Google Speed Test Tool – Grading the Top 10 Sites
By Aaron Rothbard & Ian Cappelletti
The launching of Google’s most recent website measuring tool, the Mobile Website Speed Testing tool, now allows businesses and website owners to see how their sites rank in terms of mobile-friendliness, desktop speed, and finally mobile speed.
Users of the tool will now be able to better understand the quality of the experience customers have while browsing on their mobile site as well as how long it takes their site to load on both desktop and mobile devices. We gave the new tool a spin and saw how the top 10 websites on the Internet according to Alexa.com faired:
The top site on the Internet, Google scores perfectly in every category from mobile friendliness to desktop speed. Most of the top 10, however, don’t enjoy such high marks in all three categories and therefore could learn something from Google’s minimalism and clean design.
Although the amount of video content on YouTube seems boundless, occasionally it takes longer to load on your mobile phone than you would expect. According to the Mobile Website Speed Testing Tool, the Google subsidiary’s website really underperforms when it comes to mobile load time.
There are a few things that could be done to improve its mobile speed score. First, Youtube needs to limit landing page redirects. To better understand this concept, consider a family that has moved homes. The family would like the mail sent to their old address to be forwarded to their new address. This process, however, is timely and costly for the mail service and the family receives the mail days after the senders’ intended arrival date. The same goes for HTTP redirects: It takes extra time for pages to load when one is redirected from one URL to another and therefore increases wait time for users. Additionally, Youtube needs to leverage browser caching, which is essentially a browser’s short term memory. A browser uses the cache to load page elements that users recently viewed instead of downloading them again and again. Standard cache time should be at least a week and poor use or assignment of caching times causes problems for the user.

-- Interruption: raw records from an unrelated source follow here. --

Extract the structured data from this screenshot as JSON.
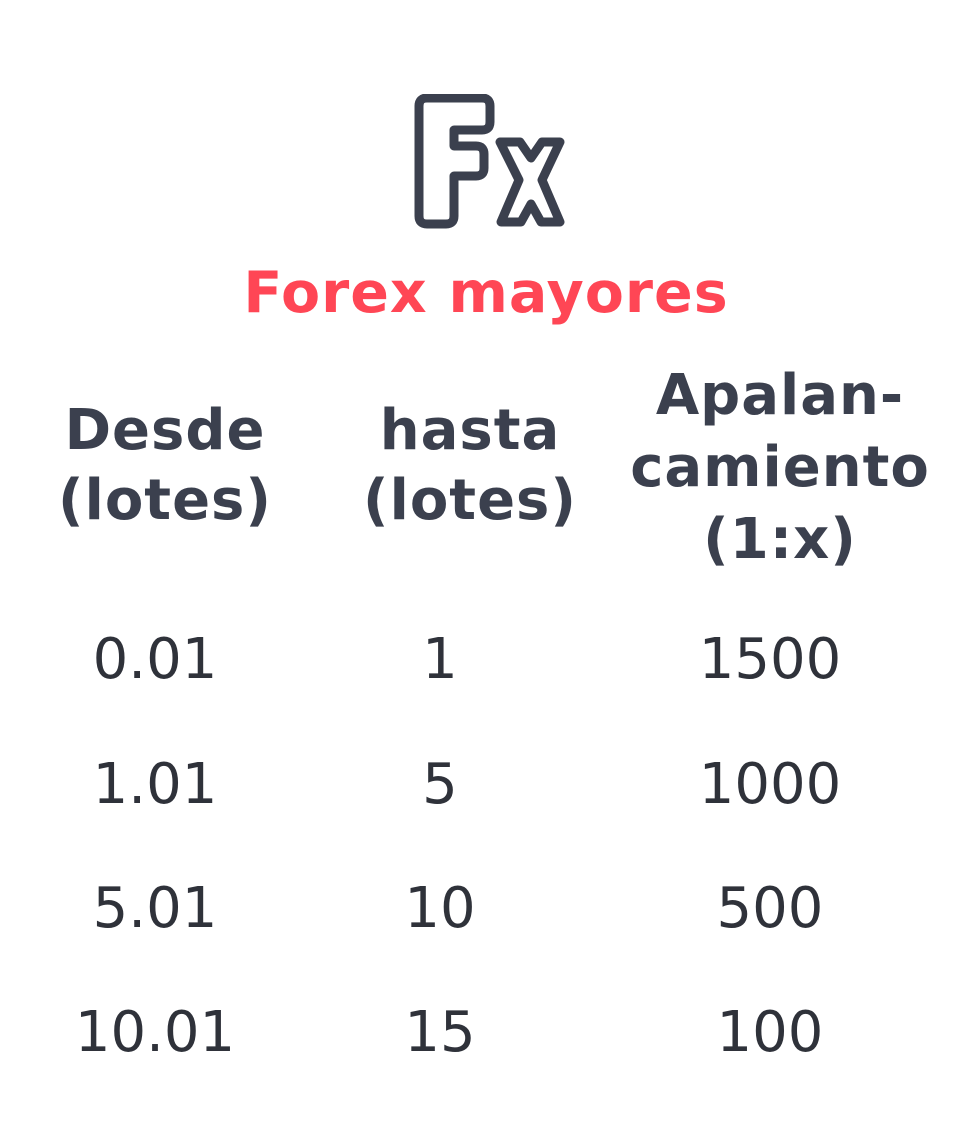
{
  "logo": {
    "icon": "fx-icon",
    "color": "#3b404e"
  },
  "title": "Forex mayores",
  "colors": {
    "accent": "#ff4655",
    "heading": "#3b404e",
    "text": "#2f323a"
  },
  "table": {
    "headers": [
      [
        "Desde",
        "(lotes)"
      ],
      [
        "hasta",
        "(lotes)"
      ],
      [
        "Apalan-",
        "camiento",
        "(1:x)"
      ]
    ],
    "rows": [
      [
        "0.01",
        "1",
        "1500"
      ],
      [
        "1.01",
        "5",
        "1000"
      ],
      [
        "5.01",
        "10",
        "500"
      ],
      [
        "10.01",
        "15",
        "100"
      ]
    ]
  }
}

The leading Chinese search engine is certainly not as user friendly as its counterpart, Google. Google scores impeccably on mobile speed and mobile friendliness and near perfect for desktop speed while Baidu.com is similarly mobile friendly by avoiding app install interstitials and plugins, its mobile speed could unquestionably use improvement. To advance their score, Baidu.com needs to avoid landing page redirects and optimize its images. We have already touched upon what can be done to avoid landing page redirects, however optimizing images posed different obstacles. Many images that baidu.com has could be adjusted to reduce their file size without having a substantial impact on their visual value and therefore largely increase mobile speeds.
Fortunately for Wikipedia, this tool makes apparent what stands in its way for the site to be easier to use on mobile and luckily enough it’s all fixable. While Wikipedia does use logical font sizes and circumvents plugins, the places on its webpages that a user interacts with to do something are not sized properly. Buttons and links on Wikipedia’s mobile version are too small or too close together for a user to effortlessly tap on a touchscreen. With the average finger pad size being approximately 10mm wide, Wikipedia needs to make important links sufficiently large enough and far enough away from each other that a user can press them without their finger pad overlapping any other targets.
Much like Amazon, to improve its mobile speed, Twitter needs a healthy dose of image optimization, browser caching, and avoiding landing page redirects.
Qq, the Chinese instant messaging software service which offers online social games, music, shopping, microblogging, movies, group chat and voice chat. This website was the slowest of the 10, not only on mobile speed but also desktop speed. Just like Twitter, Qq needs to leverage browser caching, optimize images, reduce server response time, and prioritize visual content. However, Qq deserves some additional recommendations, given its poor desktop speed score. Qq needs to enable compression as right now compressible resources on qq.com are being served without gzip compression. All modern browsers support gzip compression for all HTTP requests and applying this compression would significantly reduce the amount of time to download resources as well as reducing data usage on the user end.
Equally poor compared to qq.com in mobile speed is live.com. With all of the changes LIVE has undergone in recent years with website structure, etc., it appears that proper landing page redirects were not put into place. Although its server response time is good, the site should take steps to prioritize its visible content, enable compression, and leverage its browser caching. Resource calls are frequently made from user’s browser to different servers, which ultimately causes significant delays in page loading.
Here are the Mobile Website Speed Testing tool scores for the top 10 websites according to Alexa presented graphically: